» What needs to be done: The entries below are to be duplicated exactly, with nothing left out.
=-=-=-=-=
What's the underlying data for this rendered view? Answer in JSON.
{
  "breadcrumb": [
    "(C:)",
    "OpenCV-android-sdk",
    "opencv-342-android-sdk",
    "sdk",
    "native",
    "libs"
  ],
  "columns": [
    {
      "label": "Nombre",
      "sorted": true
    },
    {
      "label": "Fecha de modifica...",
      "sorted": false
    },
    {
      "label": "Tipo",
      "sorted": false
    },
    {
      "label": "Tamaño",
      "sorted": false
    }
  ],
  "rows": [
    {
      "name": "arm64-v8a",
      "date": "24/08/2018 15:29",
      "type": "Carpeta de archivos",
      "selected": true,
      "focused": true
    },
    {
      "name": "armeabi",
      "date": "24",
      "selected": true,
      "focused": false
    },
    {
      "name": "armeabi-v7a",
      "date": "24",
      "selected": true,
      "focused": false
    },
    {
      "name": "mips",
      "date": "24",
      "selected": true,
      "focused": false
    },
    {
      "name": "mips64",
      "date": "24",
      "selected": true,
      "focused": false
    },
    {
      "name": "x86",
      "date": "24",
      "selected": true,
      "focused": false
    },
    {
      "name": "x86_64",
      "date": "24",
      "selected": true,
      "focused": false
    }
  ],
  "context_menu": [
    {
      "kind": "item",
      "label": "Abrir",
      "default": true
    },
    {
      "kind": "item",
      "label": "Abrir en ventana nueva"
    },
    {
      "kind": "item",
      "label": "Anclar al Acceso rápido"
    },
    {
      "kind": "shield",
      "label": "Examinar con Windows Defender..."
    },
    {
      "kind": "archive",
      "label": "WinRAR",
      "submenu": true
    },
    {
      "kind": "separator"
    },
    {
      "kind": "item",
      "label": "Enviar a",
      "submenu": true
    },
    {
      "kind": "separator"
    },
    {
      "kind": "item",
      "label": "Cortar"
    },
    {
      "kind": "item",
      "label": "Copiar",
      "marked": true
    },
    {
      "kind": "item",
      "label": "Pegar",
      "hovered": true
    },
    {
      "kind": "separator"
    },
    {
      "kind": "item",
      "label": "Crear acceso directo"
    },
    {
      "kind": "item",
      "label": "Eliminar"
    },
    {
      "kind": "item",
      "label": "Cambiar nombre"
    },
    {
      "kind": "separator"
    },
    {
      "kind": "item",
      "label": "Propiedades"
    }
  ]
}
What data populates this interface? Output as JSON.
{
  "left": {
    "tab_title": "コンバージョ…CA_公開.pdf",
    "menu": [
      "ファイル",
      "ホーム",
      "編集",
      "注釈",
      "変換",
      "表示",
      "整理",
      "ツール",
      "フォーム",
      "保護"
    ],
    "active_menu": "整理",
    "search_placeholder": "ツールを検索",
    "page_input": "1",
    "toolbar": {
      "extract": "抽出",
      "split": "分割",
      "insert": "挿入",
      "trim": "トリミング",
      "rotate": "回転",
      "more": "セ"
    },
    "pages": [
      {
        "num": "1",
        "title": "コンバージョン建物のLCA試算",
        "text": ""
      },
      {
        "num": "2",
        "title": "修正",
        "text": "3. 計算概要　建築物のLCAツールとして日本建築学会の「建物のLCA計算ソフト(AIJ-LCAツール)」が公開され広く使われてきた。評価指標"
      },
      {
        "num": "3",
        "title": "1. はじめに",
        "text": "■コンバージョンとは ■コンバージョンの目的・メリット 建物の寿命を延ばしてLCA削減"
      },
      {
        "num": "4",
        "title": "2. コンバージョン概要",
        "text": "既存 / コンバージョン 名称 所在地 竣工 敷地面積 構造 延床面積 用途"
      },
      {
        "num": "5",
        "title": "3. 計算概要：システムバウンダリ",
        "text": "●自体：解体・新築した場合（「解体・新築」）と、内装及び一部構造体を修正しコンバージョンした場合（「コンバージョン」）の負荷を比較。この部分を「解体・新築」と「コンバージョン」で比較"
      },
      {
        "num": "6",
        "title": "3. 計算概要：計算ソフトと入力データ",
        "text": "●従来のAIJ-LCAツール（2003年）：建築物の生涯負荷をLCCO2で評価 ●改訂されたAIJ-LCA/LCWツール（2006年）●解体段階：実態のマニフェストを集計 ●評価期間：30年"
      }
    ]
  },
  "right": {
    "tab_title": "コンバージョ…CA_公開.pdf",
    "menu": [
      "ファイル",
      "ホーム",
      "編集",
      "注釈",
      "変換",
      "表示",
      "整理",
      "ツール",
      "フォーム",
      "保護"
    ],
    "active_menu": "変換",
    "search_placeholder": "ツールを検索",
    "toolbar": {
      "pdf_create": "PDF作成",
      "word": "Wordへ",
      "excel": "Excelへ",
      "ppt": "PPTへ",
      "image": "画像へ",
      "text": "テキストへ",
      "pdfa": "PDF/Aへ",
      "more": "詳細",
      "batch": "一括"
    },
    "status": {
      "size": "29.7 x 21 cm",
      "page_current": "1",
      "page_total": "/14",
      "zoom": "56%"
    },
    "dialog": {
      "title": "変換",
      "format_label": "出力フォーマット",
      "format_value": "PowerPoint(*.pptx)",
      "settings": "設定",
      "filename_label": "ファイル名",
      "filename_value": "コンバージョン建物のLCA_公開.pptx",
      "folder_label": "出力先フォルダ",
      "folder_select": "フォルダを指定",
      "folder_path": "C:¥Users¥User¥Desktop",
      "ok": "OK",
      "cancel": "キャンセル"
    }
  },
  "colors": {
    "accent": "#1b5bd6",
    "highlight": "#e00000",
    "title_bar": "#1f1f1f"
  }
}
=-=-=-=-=
» Result below:
What's the underlying data for this rendered view? Answer in JSON.
{
  "breadcrumb": [
    "(C:)",
    "OpenCV-android-sdk",
    "opencv-342-android-sdk",
    "sdk",
    "native",
    "libs"
  ],
  "columns": [
    {
      "label": "Nombre",
      "sorted": true
    },
    {
      "label": "Fecha de modifica...",
      "sorted": false
    },
    {
      "label": "Tipo",
      "sorted": false
    },
    {
      "label": "Tamaño",
      "sorted": false
    }
  ],
  "rows": [
    {
      "name": "arm64-v8a",
      "date": "24/08/2018 15:29",
      "type": "Carpeta de archivos",
      "selected": true,
      "focused": true
    },
    {
      "name": "armeabi",
      "date": "24",
      "selected": true,
      "focused": false
    },
    {
      "name": "armeabi-v7a",
      "date": "24",
      "selected": true,
      "focused": false
    },
    {
      "name": "mips",
      "date": "24",
      "selected": true,
      "focused": false
    },
    {
      "name": "mips64",
      "date": "24",
      "selected": true,
      "focused": false
    },
    {
      "name": "x86",
      "date": "24",
      "selected": true,
      "focused": false
    },
    {
      "name": "x86_64",
      "date": "24",
      "selected": true,
      "focused": false
    }
  ],
  "context_menu": [
    {
      "kind": "item",
      "label": "Abrir",
      "default": true
    },
    {
      "kind": "item",
      "label": "Abrir en ventana nueva"
    },
    {
      "kind": "item",
      "label": "Anclar al Acceso rápido"
    },
    {
      "kind": "shield",
      "label": "Examinar con Windows Defender..."
    },
    {
      "kind": "archive",
      "label": "WinRAR",
      "submenu": true
    },
    {
      "kind": "separator"
    },
    {
      "kind": "item",
      "label": "Enviar a",
      "submenu": true
    },
    {
      "kind": "separator"
    },
    {
      "kind": "item",
      "label": "Cortar"
    },
    {
      "kind": "item",
      "label": "Copiar",
      "marked": true
    },
    {
      "kind": "item",
      "label": "Pegar",
      "hovered": true
    },
    {
      "kind": "separator"
    },
    {
      "kind": "item",
      "label": "Crear acceso directo"
    },
    {
      "kind": "item",
      "label": "Eliminar"
    },
    {
      "kind": "item",
      "label": "Cambiar nombre"
    },
    {
      "kind": "separator"
    },
    {
      "kind": "item",
      "label": "Propiedades"
    }
  ]
}
What data populates this interface? Output as JSON.
{
  "left": {
    "tab_title": "コンバージョ…CA_公開.pdf",
    "menu": [
      "ファイル",
      "ホーム",
      "編集",
      "注釈",
      "変換",
      "表示",
      "整理",
      "ツール",
      "フォーム",
      "保護"
    ],
    "active_menu": "整理",
    "search_placeholder": "ツールを検索",
    "page_input": "1",
    "toolbar": {
      "extract": "抽出",
      "split": "分割",
      "insert": "挿入",
      "trim": "トリミング",
      "rotate": "回転",
      "more": "セ"
    },
    "pages": [
      {
        "num": "1",
        "title": "コンバージョン建物のLCA試算",
        "text": ""
      },
      {
        "num": "2",
        "title": "修正",
        "text": "3. 計算概要　建築物のLCAツールとして日本建築学会の「建物のLCA計算ソフト(AIJ-LCAツール)」が公開され広く使われてきた。評価指標"
      },
      {
        "num": "3",
        "title": "1. はじめに",
        "text": "■コンバージョンとは ■コンバージョンの目的・メリット 建物の寿命を延ばしてLCA削減"
      },
      {
        "num": "4",
        "title": "2. コンバージョン概要",
        "text": "既存 / コンバージョン 名称 所在地 竣工 敷地面積 構造 延床面積 用途"
      },
      {
        "num": "5",
        "title": "3. 計算概要：システムバウンダリ",
        "text": "●自体：解体・新築した場合（「解体・新築」）と、内装及び一部構造体を修正しコンバージョンした場合（「コンバージョン」）の負荷を比較。この部分を「解体・新築」と「コンバージョン」で比較"
      },
      {
        "num": "6",
        "title": "3. 計算概要：計算ソフトと入力データ",
        "text": "●従来のAIJ-LCAツール（2003年）：建築物の生涯負荷をLCCO2で評価 ●改訂されたAIJ-LCA/LCWツール（2006年）●解体段階：実態のマニフェストを集計 ●評価期間：30年"
      }
    ]
  },
  "right": {
    "tab_title": "コンバージョ…CA_公開.pdf",
    "menu": [
      "ファイル",
      "ホーム",
      "編集",
      "注釈",
      "変換",
      "表示",
      "整理",
      "ツール",
      "フォーム",
      "保護"
    ],
    "active_menu": "変換",
    "search_placeholder": "ツールを検索",
    "toolbar": {
      "pdf_create": "PDF作成",
      "word": "Wordへ",
      "excel": "Excelへ",
      "ppt": "PPTへ",
      "image": "画像へ",
      "text": "テキストへ",
      "pdfa": "PDF/Aへ",
      "more": "詳細",
      "batch": "一括"
    },
    "status": {
      "size": "29.7 x 21 cm",
      "page_current": "1",
      "page_total": "/14",
      "zoom": "56%"
    },
    "dialog": {
      "title": "変換",
      "format_label": "出力フォーマット",
      "format_value": "PowerPoint(*.pptx)",
      "settings": "設定",
      "filename_label": "ファイル名",
      "filename_value": "コンバージョン建物のLCA_公開.pptx",
      "folder_label": "出力先フォルダ",
      "folder_select": "フォルダを指定",
      "folder_path": "C:¥Users¥User¥Desktop",
      "ok": "OK",
      "cancel": "キャンセル"
    }
  },
  "colors": {
    "accent": "#1b5bd6",
    "highlight": "#e00000",
    "title_bar": "#1f1f1f"
  }
}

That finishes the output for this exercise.